The objective of the related research paper is to propose a new algorithm to determine the fuel burn on the cruise, constant speed and level flight segments, which factors the continuous variation of the fuel burn rate. In this algorithm no limitations are imposed on the segment’s length. Also, the algorithm can compute aircraft flight times function of a given fuel burn value. The fuel burn and flight times look-up tables are constructed using and based on the same aircraft performance interpolation tables as the ones currently employed by the FMS and the Runge-Kutta integration algorithm. The algorithm was decomposed in sub-modules in a way in which it eliminated the computation redundancy (thus reducing the FMS computational workload) and minimized the algorithm’s response times. Its performances were evaluated on cruise segments of 500 nautical miles by comparing the algorithm fuel burn values computed for two aircraft performance models (Airbus A310 and Sukhoi Superjet 100) with their corresponding values computed by a CMC Electronics-Esterline CMA9000PTT (FMS simulator) for identical test configurations.

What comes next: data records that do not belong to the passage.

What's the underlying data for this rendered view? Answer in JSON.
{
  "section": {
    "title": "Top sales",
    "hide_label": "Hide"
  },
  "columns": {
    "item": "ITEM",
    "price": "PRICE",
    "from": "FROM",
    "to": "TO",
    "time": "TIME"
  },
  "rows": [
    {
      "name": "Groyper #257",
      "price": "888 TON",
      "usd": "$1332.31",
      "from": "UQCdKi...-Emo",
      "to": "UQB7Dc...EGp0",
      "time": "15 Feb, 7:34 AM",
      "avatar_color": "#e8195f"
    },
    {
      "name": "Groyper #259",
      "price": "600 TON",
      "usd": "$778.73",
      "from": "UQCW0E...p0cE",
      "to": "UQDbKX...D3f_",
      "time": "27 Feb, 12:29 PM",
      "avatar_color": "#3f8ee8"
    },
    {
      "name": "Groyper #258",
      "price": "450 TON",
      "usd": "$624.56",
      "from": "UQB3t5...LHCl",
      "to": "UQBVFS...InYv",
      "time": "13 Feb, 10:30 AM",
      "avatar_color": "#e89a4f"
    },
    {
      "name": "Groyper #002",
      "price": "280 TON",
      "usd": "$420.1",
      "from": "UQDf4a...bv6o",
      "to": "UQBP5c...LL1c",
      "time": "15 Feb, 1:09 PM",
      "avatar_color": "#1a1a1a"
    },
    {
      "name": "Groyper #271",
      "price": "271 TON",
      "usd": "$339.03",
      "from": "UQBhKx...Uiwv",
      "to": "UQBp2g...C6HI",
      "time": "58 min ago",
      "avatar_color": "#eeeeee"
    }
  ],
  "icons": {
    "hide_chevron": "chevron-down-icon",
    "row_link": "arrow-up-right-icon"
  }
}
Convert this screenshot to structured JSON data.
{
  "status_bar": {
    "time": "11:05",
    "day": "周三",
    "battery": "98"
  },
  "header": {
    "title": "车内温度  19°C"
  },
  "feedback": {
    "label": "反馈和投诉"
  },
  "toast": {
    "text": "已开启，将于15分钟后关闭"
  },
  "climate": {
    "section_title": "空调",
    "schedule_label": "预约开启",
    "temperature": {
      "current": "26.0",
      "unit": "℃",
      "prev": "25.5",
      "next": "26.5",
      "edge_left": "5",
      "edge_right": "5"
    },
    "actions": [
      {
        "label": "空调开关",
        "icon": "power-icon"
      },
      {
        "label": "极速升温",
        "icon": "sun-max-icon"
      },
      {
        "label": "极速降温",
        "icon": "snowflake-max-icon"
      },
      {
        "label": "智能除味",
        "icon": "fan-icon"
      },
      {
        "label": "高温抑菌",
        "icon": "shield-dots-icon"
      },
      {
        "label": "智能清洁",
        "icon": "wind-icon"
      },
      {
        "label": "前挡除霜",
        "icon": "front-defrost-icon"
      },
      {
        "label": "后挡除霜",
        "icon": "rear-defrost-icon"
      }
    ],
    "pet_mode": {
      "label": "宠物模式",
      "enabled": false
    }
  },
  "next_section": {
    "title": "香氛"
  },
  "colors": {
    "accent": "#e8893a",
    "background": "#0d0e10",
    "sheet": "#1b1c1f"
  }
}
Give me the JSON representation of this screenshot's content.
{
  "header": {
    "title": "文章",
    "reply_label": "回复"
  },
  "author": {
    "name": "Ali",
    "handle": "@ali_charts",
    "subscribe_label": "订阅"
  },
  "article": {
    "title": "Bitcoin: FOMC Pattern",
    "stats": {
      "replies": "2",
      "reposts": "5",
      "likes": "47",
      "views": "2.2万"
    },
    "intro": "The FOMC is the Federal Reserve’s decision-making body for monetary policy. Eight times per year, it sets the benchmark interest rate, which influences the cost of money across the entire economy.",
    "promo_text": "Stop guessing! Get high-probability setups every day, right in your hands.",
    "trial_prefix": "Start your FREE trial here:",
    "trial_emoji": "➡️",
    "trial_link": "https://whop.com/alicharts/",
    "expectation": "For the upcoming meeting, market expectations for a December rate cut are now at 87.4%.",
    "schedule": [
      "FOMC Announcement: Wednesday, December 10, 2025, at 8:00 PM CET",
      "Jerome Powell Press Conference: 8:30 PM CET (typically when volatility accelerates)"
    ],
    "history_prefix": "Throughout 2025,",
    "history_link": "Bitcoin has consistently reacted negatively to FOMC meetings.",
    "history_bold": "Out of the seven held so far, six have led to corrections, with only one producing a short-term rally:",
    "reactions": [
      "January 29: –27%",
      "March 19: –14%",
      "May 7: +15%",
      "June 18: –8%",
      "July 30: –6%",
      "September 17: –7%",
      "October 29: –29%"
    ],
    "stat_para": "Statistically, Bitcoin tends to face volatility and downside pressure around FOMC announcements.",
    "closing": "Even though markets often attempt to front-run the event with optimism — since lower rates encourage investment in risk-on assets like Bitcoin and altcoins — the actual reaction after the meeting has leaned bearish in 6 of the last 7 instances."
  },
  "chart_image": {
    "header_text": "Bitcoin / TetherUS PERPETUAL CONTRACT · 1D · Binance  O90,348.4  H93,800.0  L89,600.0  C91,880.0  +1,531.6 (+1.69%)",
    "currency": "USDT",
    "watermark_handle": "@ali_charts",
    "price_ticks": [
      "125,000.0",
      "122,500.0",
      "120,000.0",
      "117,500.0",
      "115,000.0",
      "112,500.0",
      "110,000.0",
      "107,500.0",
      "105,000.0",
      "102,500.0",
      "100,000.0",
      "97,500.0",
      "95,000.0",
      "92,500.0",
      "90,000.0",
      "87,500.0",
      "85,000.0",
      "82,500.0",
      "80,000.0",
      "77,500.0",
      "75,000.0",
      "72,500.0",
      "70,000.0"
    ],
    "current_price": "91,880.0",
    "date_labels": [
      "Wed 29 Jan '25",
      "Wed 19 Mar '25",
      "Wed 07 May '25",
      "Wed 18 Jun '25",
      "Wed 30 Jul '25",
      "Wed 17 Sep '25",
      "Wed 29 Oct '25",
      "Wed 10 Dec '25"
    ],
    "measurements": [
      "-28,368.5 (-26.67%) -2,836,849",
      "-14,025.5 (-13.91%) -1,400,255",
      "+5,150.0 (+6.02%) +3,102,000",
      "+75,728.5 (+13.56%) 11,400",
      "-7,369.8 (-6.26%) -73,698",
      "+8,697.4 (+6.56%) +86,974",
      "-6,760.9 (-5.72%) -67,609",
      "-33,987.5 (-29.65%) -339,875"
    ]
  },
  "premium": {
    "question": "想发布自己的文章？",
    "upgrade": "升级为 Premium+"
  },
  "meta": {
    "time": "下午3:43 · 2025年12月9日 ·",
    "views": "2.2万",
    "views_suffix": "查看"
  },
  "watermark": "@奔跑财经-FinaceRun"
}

The results indicated fuel burn differences in the range of -3.9 to +0.38% for Airbus A310 and -3.2 to +1.4% for Sukhoi Superjet. The tests also showed that the time required for retrieving the fuel burn value from the look-up table was of maximum 0.2 ms.
For a more comprehensive discussion about “Fuel burn prediction algorithm for cruise, constant speed and level flight segments”, we invite you to read the following Research Paper published by the Royal Aeronautical Society in its May 2013 issue of the “The Aeronautical Journal”:
Dancila, B., Botez, R., Labour, D., “Fuel burn prediction algorithm for cruise, constant speed and level flight segments,” Aeronautical Journal, Vol. 117, No. 1191, 2013, pp. 491-504.
Bogdan Dumitru Dancila
Bogdan Dumitru Dancila is a Ph.D. student and research assistant at the LARCASE conducting research in flight trajectory optimization strategies and algorithms for Flight Management Systems platforms
Research laboratories : LARCASE – Aeronautical Research Laboratory in Active Control, Avionics and Aeroservoelasticity
Ruxandra Mihaela Botez is a professor in the Systems Engineering Department at ÉTS. She specializes in modelling and simulation for aircraft, helicopters, aerial systems and morphing wings.
Research laboratories : LARCASE – Aeronautical Research Laboratory in Active Control, Avionics and Aeroservoelasticity CIRODD- Centre interdisciplinaire de recherche en opérationnalisation du développement durable